WAUKESHA COUNTY -- A Waukesha County judge has suspended the case involving two 13-year-old girls accused of stabbing and trying to kill a classmate -- while an appeals court decides whether to review the case's placement in adult court.
This, after a Waukesha County judge ruled on August 10th that Morgan Geyser and Anissa Weier will be tried in adult court. The decision came after months of debate regarding the age and mental status of the girls charged in this case.
Geyser and Weier each face one felony count of first degree intentional homicide. They are accused of stabbing their friend 19 times on May 31st, 2014 — and leaving her for dead in the woods in Waukesha. They were 12 years old at the time of the alleged crime. The girls told officials they did it out of allegiance to the fictional character “Slenderman.” The victim survived.
In early August, Judge Michael Bohren said the critical key in his decision to keep the girls in adult court is what happens to them after they turn 18. If they were in the juvenile court system, the court would no longer have authority over them after that age.
"In the juvenile system, at age 18, they'd both be released. There has to be assurances to the public this doesn't happen again. Longer-term control is necessary," Bohren said.
In adult court, a conviction could mean up to 65 years in prison. The girls would go to Copper Lake School in Irma, Wisconsin until they turn 18. Then, depending on their sentence, they could be released with supervision, or go to Taycheedah Correctional Institution for up to 45 years.
On August 21st, a judge entered not guilty pleas on behalf of Geyser and Weier in adult court.
The lawyers for the girls told the judge they did not get the official written order of the judge's decision that the girls be tried as adults. So, the lawyers did what's called "stood moot" -- to buy them time if they want to make another try to get the girls tried in children's court instead of as adults.
And that is what they have now done -- appealing the judge's decision to try these girls as adults. They are asking that the girls' October trial be postponed until the appeal can be heard.
"Hopefully we'd get some firm ruling from the court of appeals in 2015. That would be my hope," Anthony Cotton, attorney for Morgan Geyser said.
If the girls are ultimately tried as adults, Weier's lawyers are asking that a jury be selected from outside Waukesha County and that a video confession to police be thrown out.

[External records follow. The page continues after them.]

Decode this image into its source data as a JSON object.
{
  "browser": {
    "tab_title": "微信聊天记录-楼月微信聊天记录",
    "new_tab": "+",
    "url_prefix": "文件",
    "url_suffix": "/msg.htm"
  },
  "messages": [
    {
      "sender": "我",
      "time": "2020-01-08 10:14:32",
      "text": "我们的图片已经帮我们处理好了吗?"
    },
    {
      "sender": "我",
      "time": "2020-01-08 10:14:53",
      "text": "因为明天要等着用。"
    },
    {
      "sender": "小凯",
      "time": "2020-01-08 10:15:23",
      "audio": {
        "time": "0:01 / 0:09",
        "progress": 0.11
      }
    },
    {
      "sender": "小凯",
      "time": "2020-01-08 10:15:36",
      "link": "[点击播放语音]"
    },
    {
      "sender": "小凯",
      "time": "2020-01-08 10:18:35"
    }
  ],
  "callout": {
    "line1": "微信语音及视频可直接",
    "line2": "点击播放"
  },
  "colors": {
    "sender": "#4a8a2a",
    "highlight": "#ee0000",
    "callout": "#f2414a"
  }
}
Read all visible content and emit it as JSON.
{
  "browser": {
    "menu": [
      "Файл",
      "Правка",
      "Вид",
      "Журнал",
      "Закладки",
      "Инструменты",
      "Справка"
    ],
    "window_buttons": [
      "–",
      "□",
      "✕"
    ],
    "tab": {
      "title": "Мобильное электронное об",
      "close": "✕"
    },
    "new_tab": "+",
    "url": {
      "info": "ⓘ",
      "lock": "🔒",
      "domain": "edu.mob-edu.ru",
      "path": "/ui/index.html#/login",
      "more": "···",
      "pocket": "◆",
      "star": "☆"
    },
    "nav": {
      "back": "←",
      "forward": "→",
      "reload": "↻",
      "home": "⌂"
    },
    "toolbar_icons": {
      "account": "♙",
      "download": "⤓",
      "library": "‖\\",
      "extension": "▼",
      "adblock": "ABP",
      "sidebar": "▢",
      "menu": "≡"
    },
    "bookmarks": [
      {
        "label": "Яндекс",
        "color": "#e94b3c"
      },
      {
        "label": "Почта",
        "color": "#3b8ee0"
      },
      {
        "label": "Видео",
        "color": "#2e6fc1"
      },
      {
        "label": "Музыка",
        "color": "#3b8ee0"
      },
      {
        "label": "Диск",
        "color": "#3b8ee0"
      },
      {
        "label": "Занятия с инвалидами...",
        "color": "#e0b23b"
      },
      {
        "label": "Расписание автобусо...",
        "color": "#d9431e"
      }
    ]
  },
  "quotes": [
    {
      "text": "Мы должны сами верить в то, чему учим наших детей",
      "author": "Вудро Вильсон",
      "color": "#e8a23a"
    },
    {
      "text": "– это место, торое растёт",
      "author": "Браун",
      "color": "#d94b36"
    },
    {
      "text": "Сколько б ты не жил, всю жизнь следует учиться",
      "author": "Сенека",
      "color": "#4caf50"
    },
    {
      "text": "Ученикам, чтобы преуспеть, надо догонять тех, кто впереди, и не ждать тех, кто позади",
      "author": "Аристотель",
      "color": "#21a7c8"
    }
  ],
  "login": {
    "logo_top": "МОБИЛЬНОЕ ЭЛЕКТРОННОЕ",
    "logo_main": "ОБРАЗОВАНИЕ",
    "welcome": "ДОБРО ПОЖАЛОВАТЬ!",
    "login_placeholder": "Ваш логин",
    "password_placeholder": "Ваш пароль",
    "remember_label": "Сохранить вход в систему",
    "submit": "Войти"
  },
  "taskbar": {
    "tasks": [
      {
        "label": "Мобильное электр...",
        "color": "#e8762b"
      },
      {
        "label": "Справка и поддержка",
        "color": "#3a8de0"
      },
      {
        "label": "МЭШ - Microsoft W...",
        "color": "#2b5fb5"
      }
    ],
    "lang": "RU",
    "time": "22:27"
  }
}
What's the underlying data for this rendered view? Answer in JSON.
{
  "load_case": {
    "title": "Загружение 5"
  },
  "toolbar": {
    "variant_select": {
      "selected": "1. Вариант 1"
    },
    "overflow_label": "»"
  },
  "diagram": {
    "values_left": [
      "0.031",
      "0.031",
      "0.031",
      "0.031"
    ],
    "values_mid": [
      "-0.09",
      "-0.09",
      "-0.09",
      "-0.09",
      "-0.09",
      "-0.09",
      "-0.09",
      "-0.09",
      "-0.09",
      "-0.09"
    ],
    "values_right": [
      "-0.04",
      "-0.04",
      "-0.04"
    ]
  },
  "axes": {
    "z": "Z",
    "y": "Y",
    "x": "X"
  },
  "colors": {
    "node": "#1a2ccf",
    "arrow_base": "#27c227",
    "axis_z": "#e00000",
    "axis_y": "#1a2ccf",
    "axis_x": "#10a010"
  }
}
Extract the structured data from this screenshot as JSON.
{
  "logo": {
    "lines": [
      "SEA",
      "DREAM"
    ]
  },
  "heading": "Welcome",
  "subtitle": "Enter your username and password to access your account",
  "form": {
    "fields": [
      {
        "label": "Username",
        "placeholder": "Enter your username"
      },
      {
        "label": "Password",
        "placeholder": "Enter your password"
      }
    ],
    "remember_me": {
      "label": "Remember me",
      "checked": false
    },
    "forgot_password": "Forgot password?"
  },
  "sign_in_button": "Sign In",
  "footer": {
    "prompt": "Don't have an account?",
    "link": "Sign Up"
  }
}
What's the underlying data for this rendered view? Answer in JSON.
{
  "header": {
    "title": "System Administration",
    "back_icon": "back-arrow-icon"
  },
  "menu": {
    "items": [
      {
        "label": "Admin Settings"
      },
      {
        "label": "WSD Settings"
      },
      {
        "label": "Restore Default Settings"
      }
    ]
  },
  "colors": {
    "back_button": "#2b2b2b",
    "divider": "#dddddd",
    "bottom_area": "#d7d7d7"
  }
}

The then-12-year-old girls did waive their rights at the time, and spoke to investigators, but they did not have their parents or a lawyer nearby, and there are questions as to whether the girls really understood what they were doing when they allegedly stabbed their friend 19 times in the woods in Waukesha.
"When you are dealing with a child of that age, that emotional, even that educational level, even though my client is a well-educated child -- against a well-trained law enforcement officer to say that was a knowing and voluntary waiver," Maura McMahon, attorney for Anissa Weier said.
Right now, this entire trial which was to happen in October is placed on hold pending the appeals court ruling.
Geyser and Weier are expected back in court September 30th.